While content is frequently updated, medical information also changes quickly. Information may be out of date, and/or contain inaccuracies or typographical errors. For questions or concerns, please contact us at contact@ccmhhealth.com.

Benefits of Decluttering Your Home

The new year is upon us. You also probably have a few new things to find a place for after the holidays. For that reason, now is a great time to declutter your home. Not only does decluttering your home give you a great sense of accomplishment, but it can also have some great benefits. According to a recent article in Psychology Today, some of these benefits can improve our health and well-being. 1

 

Here are 7 benefits that will help motivate you to get busy cleaning out your living space soon!

 

Reduce tension

 

If you are in a hurry to get out the door and your children can’t find their shoes or your spouse cannot find a bill that needs to be paid, this can cause arguments. Knowing exactly where important items are located can greatly destress your family relationships and help day-to-day routines go more smoothly.

 

Reduce financial stress

 

When you declutter, you find items you did not remember that you had. Consider decluttering closets, pantries and medicine cabinets. Chances are, you will find an item or two that was on your shopping list. Knowing what you have allows you to better assess your needs and budget your money.

 

Reduce anxiety

 

When things are out of order, we feel out of control. This increases anxiety. Decluttering and organizing can greatly relieve anxiety and help us gain a sense of control over our lives.

 

Find energy

 

Dealing with the anxiety of clutter can make us feel overwhelmed and exhausted. Although it can be difficult to get up and moving at first, exercise helps us feel more energized. We often overlook cleaning as exercise, but every little bit helps!  

 

Improved mood

 

Decluttering gives us a sense of accomplishment. Tackling small challenges gives us inner peace and self-confidence as well as stronger decision-making skills.

 

Decluttering lets your mind wander

 

If you have a job that is very stressful or mentally grueling, participating in an activity that does not require much from you cognitively is very beneficial. Not only are you accomplishing a task that you need to check off your list, but you have time to problem solve and work through things you may feel have taken a “back burner.” 

 

Decluttering can help you give back

 

What will you do with the things you decide to remove from your home? Gently used items are great to donate to organizations, schools and shelters. Also consider having a yard sale for charity. Not only will you feel a sense of accomplishment at finding a new home for items you no longer need, but you can give the money earned to a favorite charity too.

 

Improved health habits

 

Research shows that decluttering can lead to improved health habits such as better sleep. Better sleep works as a domino effect having many other benefits such as improved immunity, helping us stay at a healthy weight and lowering our risk for serious health problems, like diabetes and heart disease. 2

 

If the task to declutter is overwhelming, remember that it does not have to happen all at once. Set aside just 15 minutes a day or focus on one room at a time. Just like improving your health, decluttering is a goal you should not expect to achieve overnight.

 

Sources

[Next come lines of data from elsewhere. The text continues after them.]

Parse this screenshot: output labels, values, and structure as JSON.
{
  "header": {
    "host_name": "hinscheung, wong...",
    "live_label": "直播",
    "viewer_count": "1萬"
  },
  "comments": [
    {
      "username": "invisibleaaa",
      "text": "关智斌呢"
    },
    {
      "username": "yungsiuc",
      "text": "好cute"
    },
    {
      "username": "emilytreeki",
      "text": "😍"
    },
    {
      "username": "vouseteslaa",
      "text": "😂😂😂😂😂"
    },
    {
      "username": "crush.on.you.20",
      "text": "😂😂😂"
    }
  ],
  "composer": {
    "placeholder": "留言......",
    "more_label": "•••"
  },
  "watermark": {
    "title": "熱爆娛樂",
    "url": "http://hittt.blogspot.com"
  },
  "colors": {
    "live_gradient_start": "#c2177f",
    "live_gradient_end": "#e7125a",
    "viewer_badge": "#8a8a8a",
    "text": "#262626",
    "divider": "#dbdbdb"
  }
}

1 Boyes, Alice, Ph.D. Psychology Today. 6 Benefits of an Uncluttered Space:
The psychology behind organizing and decluttering.
  12 Feb. 2018.

 

2 National Health Information Center. Get Enough Sleep. 18 July 2018.

 

Disclaimer

The Comanche County Memorial Hospital website does not provide specific medical advice for individual cases. Comanche County Memorial Hospital does not endorse any medical or professional services obtained through information provided on this site, articles on the site or any links on this site.

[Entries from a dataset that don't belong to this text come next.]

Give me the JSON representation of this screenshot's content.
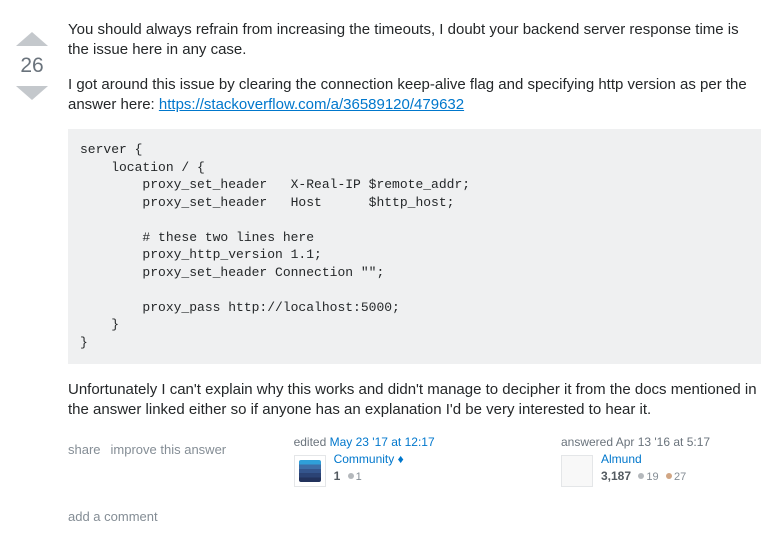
{
  "vote": {
    "count": "26"
  },
  "post": {
    "p1": "You should always refrain from increasing the timeouts, I doubt your backend server response time is the issue here in any case.",
    "p2a": "I got around this issue by clearing the connection keep-alive flag and specifying http version as per the answer here: ",
    "p2link": "https://stackoverflow.com/a/36589120/479632",
    "code": "server {\n    location / {\n        proxy_set_header   X-Real-IP $remote_addr;\n        proxy_set_header   Host      $http_host;\n\n        # these two lines here\n        proxy_http_version 1.1;\n        proxy_set_header Connection \"\";\n\n        proxy_pass http://localhost:5000;\n    }\n}",
    "p3": "Unfortunately I can't explain why this works and didn't manage to decipher it from the docs mentioned in the answer linked either so if anyone has an explanation I'd be very interested to hear it."
  },
  "menu": {
    "share": "share",
    "improve": "improve this answer"
  },
  "edited": {
    "action": "edited ",
    "time": "May 23 '17 at 12:17",
    "user": "Community",
    "flair": "♦",
    "rep": "1",
    "silver": "1"
  },
  "answered": {
    "action": "answered ",
    "time": "Apr 13 '16 at 5:17",
    "user": "Almund",
    "rep": "3,187",
    "silver": "19",
    "bronze": "27"
  },
  "comment_link": "add a comment"
}
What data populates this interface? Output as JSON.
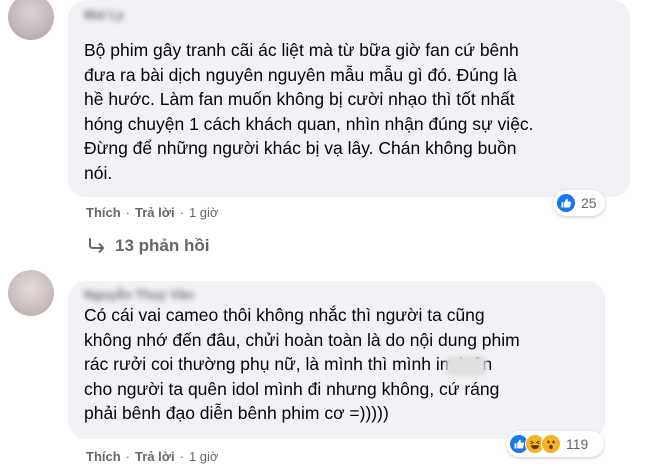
{
  "comments": [
    {
      "author": "Mai Ly",
      "text": "Bộ phim gây tranh cãi ác liệt mà từ bữa giờ fan cứ bênh\nđưa ra bài dịch nguyên nguyên mẫu mẫu gì đó. Đúng là\nhề hước. Làm fan muốn không bị cười nhạo thì tốt nhất\nhóng chuyện 1 cách khách quan, nhìn nhận đúng sự việc.\nĐừng để những người khác bị vạ lây. Chán không buồn\nnói.",
      "reaction_count": "25",
      "reactions": [
        "like-icon"
      ],
      "like_label": "Thích",
      "reply_label": "Trả lời",
      "time": "1 giờ",
      "replies_label": "13 phản hồi"
    },
    {
      "author": "Nguyễn Thụy Vân",
      "text": "Có cái vai cameo thôi không nhắc thì người ta cũng\nkhông nhớ đến đâu, chửi hoàn toàn là do nội dung phim\nrác rưởi coi thường phụ nữ, là mình thì mình im      luôn\ncho người ta quên idol mình đi nhưng không, cứ ráng\nphải bênh đạo diễn bênh phim cơ =)))))",
      "reaction_count": "119",
      "reactions": [
        "like-icon",
        "haha-icon",
        "wow-icon"
      ],
      "like_label": "Thích",
      "reply_label": "Trả lời",
      "time": "1 giờ"
    }
  ],
  "colors": {
    "bubble": "#f0f2f5",
    "like_blue": "#1877f2",
    "secondary_text": "#65676b",
    "emoji_yellow": "#f7b125"
  }
}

Use of the information obtained by the Comanche County Memorial Hospital website does not replace medical advice given by a qualified medical provider to meet the medical needs of our readers or others.

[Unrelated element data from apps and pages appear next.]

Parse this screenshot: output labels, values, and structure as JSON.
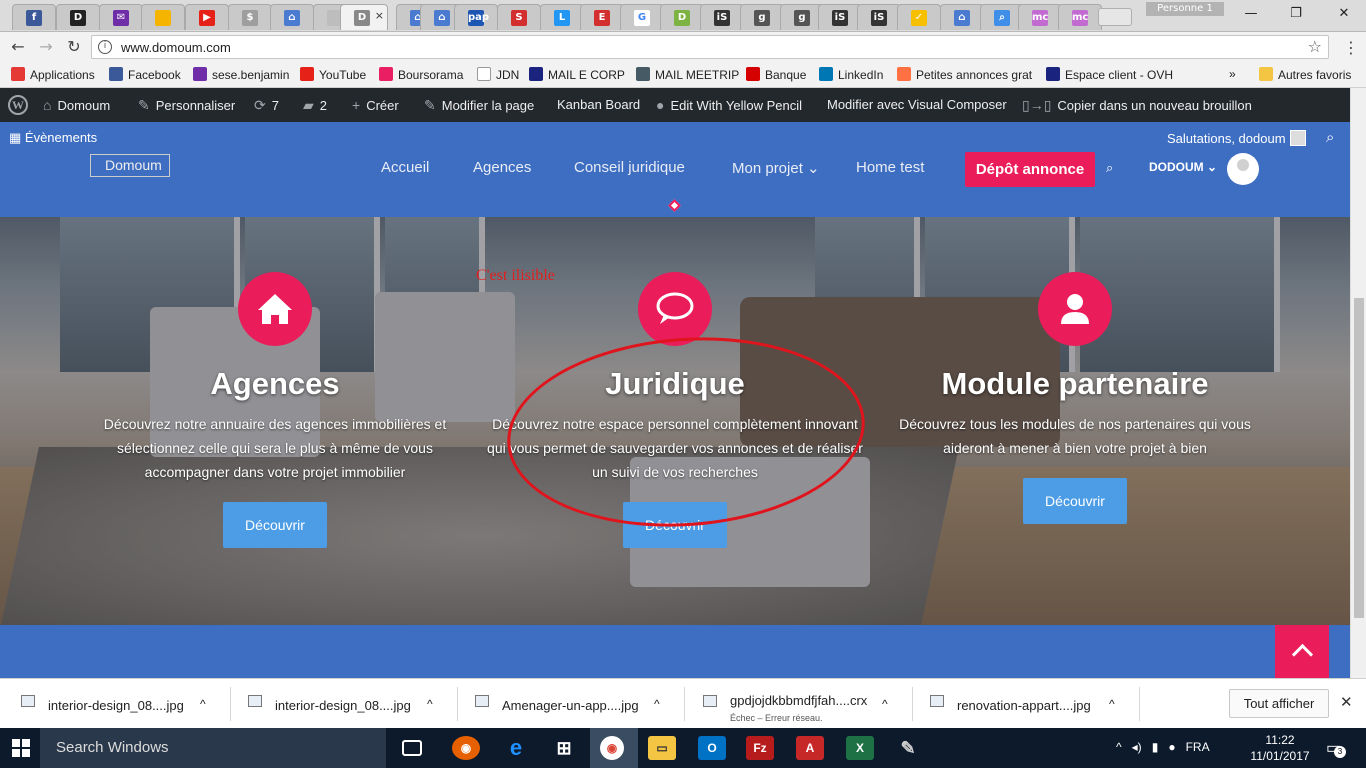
{
  "browser": {
    "tabs": [
      {
        "icon": "facebook-favicon",
        "color": "#3b5998",
        "glyph": "f"
      },
      {
        "icon": "dark-d-favicon",
        "color": "#222",
        "glyph": "D"
      },
      {
        "icon": "mail-favicon",
        "color": "#6f2da8",
        "glyph": "✉"
      },
      {
        "icon": "yellow-favicon",
        "color": "#f4b400",
        "glyph": ""
      },
      {
        "icon": "youtube-favicon",
        "color": "#e62117",
        "glyph": "▶"
      },
      {
        "icon": "page-favicon",
        "color": "#9e9e9e",
        "glyph": "$"
      },
      {
        "icon": "house-favicon",
        "color": "#4a7bd0",
        "glyph": "⌂"
      },
      {
        "icon": "blank-page-favicon",
        "color": "#bdbdbd",
        "glyph": ""
      },
      {
        "icon": "active-tab-favicon",
        "color": "#888",
        "glyph": "D"
      },
      {
        "icon": "house-favicon-2",
        "color": "#4a7bd0",
        "glyph": "⌂"
      },
      {
        "icon": "house-favicon-3",
        "color": "#4a7bd0",
        "glyph": "⌂"
      },
      {
        "icon": "pap-favicon",
        "color": "#1e56b3",
        "glyph": "pap"
      },
      {
        "icon": "s-favicon",
        "color": "#d32f2f",
        "glyph": "S"
      },
      {
        "icon": "l-favicon",
        "color": "#2196f3",
        "glyph": "L"
      },
      {
        "icon": "e-favicon",
        "color": "#d32f2f",
        "glyph": "E"
      },
      {
        "icon": "google-favicon",
        "color": "#ffffff",
        "glyph": "G"
      },
      {
        "icon": "d-green-favicon",
        "color": "#7cb342",
        "glyph": "D"
      },
      {
        "icon": "is-favicon",
        "color": "#333",
        "glyph": "iS"
      },
      {
        "icon": "g-favicon",
        "color": "#555",
        "glyph": "g"
      },
      {
        "icon": "g-favicon-2",
        "color": "#555",
        "glyph": "g"
      },
      {
        "icon": "is-favicon-2",
        "color": "#333",
        "glyph": "iS"
      },
      {
        "icon": "is-favicon-3",
        "color": "#333",
        "glyph": "iS"
      },
      {
        "icon": "norton-favicon",
        "color": "#f6c000",
        "glyph": "✓"
      },
      {
        "icon": "house-favicon-4",
        "color": "#4a7bd0",
        "glyph": "⌂"
      },
      {
        "icon": "search-favicon",
        "color": "#3f8ee8",
        "glyph": "⌕"
      },
      {
        "icon": "mc-favicon",
        "color": "#c26bd1",
        "glyph": "mc"
      },
      {
        "icon": "mc-favicon-2",
        "color": "#c26bd1",
        "glyph": "mc"
      }
    ],
    "active_tab_glyph": "D",
    "tab_close": "×",
    "profile_label": "Personne 1",
    "url": "www.domoum.com",
    "bookmarks": [
      {
        "label": "Applications",
        "color": "#e53935"
      },
      {
        "label": "Facebook",
        "color": "#3b5998"
      },
      {
        "label": "sese.benjamin",
        "color": "#6f2da8"
      },
      {
        "label": "YouTube",
        "color": "#e62117"
      },
      {
        "label": "Boursorama",
        "color": "#e91e63"
      },
      {
        "label": "JDN",
        "color": "#ffffff"
      },
      {
        "label": "MAIL E CORP",
        "color": "#1a237e"
      },
      {
        "label": "MAIL MEETRIP",
        "color": "#455a64"
      },
      {
        "label": "Banque",
        "color": "#d50000"
      },
      {
        "label": "LinkedIn",
        "color": "#0077b5"
      },
      {
        "label": "Petites annonces grat",
        "color": "#ff7043"
      },
      {
        "label": "Espace client - OVH",
        "color": "#1a237e"
      }
    ],
    "bookmarks_more": "»",
    "other_bookmarks": "Autres favoris"
  },
  "wpbar": {
    "site_name": "Domoum",
    "customize": "Personnaliser",
    "updates_count": "7",
    "comments_count": "2",
    "new": "Créer",
    "edit_page": "Modifier la page",
    "kanban": "Kanban Board",
    "yellow_pencil": "Edit With Yellow Pencil",
    "visual_composer": "Modifier avec Visual Composer",
    "copy_draft": "Copier dans un nouveau brouillon"
  },
  "site": {
    "events_label": "Évènements",
    "greeting": "Salutations, dodoum",
    "logo_alt": "Domoum",
    "nav": [
      "Accueil",
      "Agences",
      "Conseil juridique",
      "Mon projet",
      "Home test"
    ],
    "mon_projet_caret": "⌄",
    "deposit_button": "Dépôt annonce",
    "user_name": "DODOUM",
    "features": [
      {
        "title": "Agences",
        "desc": "Découvrez notre annuaire des agences immobilières et sélectionnez celle qui sera le plus à même de vous accompagner dans votre projet immobilier",
        "button": "Découvrir"
      },
      {
        "title": "Juridique",
        "desc": "Découvrez notre espace personnel complètement innovant qui vous permet de sauvegarder vos annonces et de réaliser un suivi de vos recherches",
        "button": "Découvrir"
      },
      {
        "title": "Module partenaire",
        "desc": "Découvrez tous les modules de nos partenaires qui vous aideront à mener à bien votre projet à bien",
        "button": "Découvrir"
      }
    ],
    "annotation": "C'est ilisible"
  },
  "downloads": {
    "items": [
      {
        "name": "interior-design_08....jpg",
        "sub": ""
      },
      {
        "name": "interior-design_08....jpg",
        "sub": ""
      },
      {
        "name": "Amenager-un-app....jpg",
        "sub": ""
      },
      {
        "name": "gpdjojdkbbmdfjfah....crx",
        "sub": "Échec – Erreur réseau."
      },
      {
        "name": "renovation-appart....jpg",
        "sub": ""
      }
    ],
    "show_all": "Tout afficher",
    "close": "✕"
  },
  "taskbar": {
    "search_placeholder": "Search Windows",
    "language": "FRA",
    "time": "11:22",
    "date": "11/01/2017",
    "notifications": "3"
  }
}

While content is frequently updated, medical information changes quickly. Information may be out of date, and/or contain inaccuracies or typographical errors. For questions or concerns, please contact us at contact@ccmhhealth.com.